Children continued to be a segment of the population that was most vulnerable to hunger and poverty. Last year the state saw more than 1 in 4 children living in poverty, which included 91,494 children under the age of 6.
“Federal safety-net programs prevent children from going to bed hungry and allow their parents to continue to look for work. We need to vote for leaders who are committed to ending hunger and poverty and hold them accountable once in office,” concluded Beckmann.
Hunger and food insecurity add at least $160 billion a year to U.S. healthcare costs.
Even before Hurricanes Irma and Maria struck Puerto Rico, hunger and food insecurity were much more common among Puerto Ricans than among their fellow U.S. citizens in the 50 states.
Before the hurricanes, 1.5 million Puerto Ricans were food insecure.

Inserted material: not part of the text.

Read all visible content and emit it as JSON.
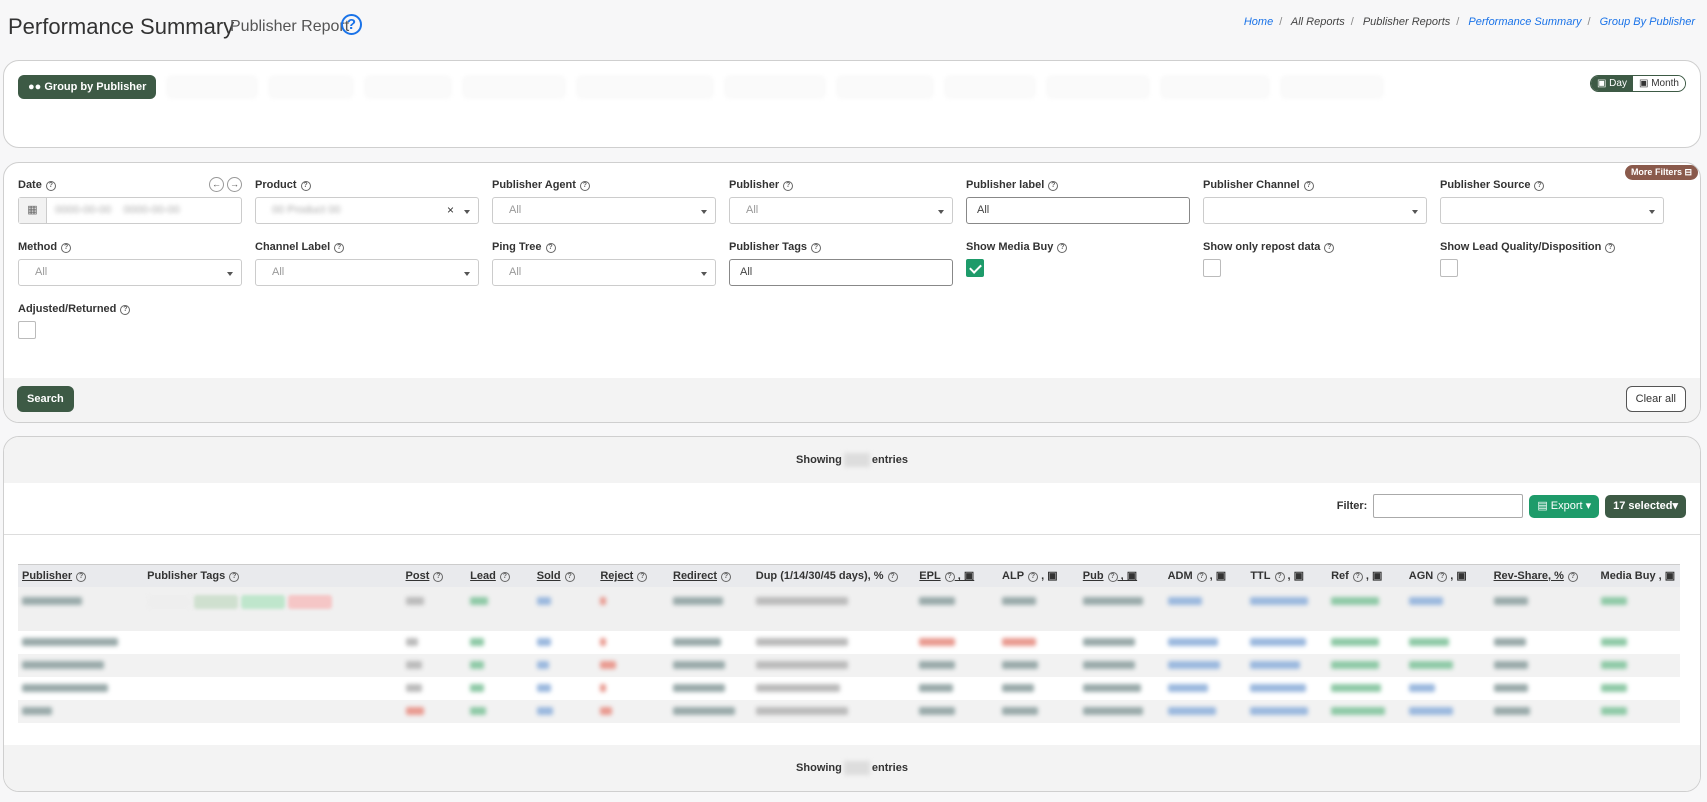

The child food insecurity rate was...
By Marlysa D. Gamblin and Margot Nitschke
Ending hunger in the United States is within reach, explain Marlysa Gamblin and Margot Nitschke, in Getting to Zero Hunger by 2030...
A brief examination of the biblical approach to health as a hunger issue.
Includes an introduction to the issue, a Scriptural reflection, practical actions you can take, and a prayer.
Thank you for inviting me to preach here at Duke University Chapel. And I especially want to thank the Bread for the World members who have come this morning.
Bruce Puckett urged...
In this issue: Another Great Year for Bread; Catholics Begin Observance of Holy Year of Mercy; Serving on ‘God’s Wave Length’ for 39 Years; and more.
A set of how-to sheets for carrying out advocacy and fact sheets on the current issues Bread for the World is working on.
For new and current Bread grassroots hunger activists.
Ideal as a starter toolkit for new Bread activists or as a set of updates for current activists.
Unnecessarily long prison sentences, combined with the lack of rehabilitative programs for people in prison, exacerbate hunger, poverty, and existing inequalities.
Overly harsh mandatory minimum prison sentences have contributed to the rapid increase of our country’s prison population. The...
Learn more about the principles that Bread for the World supports regarding health reform.